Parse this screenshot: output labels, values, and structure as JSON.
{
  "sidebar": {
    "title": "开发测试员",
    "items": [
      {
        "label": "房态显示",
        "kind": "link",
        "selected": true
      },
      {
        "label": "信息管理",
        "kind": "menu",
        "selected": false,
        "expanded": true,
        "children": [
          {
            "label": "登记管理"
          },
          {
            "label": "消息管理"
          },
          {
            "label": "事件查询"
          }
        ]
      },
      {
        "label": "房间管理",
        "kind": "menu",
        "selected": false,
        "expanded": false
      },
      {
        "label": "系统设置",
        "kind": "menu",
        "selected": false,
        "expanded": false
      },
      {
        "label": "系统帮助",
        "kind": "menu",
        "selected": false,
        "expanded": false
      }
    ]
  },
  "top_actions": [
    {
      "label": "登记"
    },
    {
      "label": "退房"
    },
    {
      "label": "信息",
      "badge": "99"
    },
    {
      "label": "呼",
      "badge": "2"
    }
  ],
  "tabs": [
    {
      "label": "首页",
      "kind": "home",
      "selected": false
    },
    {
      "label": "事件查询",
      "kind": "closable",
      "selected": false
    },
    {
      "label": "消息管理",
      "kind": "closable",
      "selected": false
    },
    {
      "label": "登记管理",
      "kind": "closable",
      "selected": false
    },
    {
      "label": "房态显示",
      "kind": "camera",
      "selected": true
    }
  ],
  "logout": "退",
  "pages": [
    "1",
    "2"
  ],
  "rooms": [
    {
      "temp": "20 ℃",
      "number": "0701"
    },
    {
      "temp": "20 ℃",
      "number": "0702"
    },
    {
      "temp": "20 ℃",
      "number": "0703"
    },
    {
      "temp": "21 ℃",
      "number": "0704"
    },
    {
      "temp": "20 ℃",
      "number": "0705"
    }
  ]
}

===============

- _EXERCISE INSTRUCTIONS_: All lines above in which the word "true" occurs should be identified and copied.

- _FINAL ANSWER_:
        "selected": true
        "expanded": true,
      "selected": true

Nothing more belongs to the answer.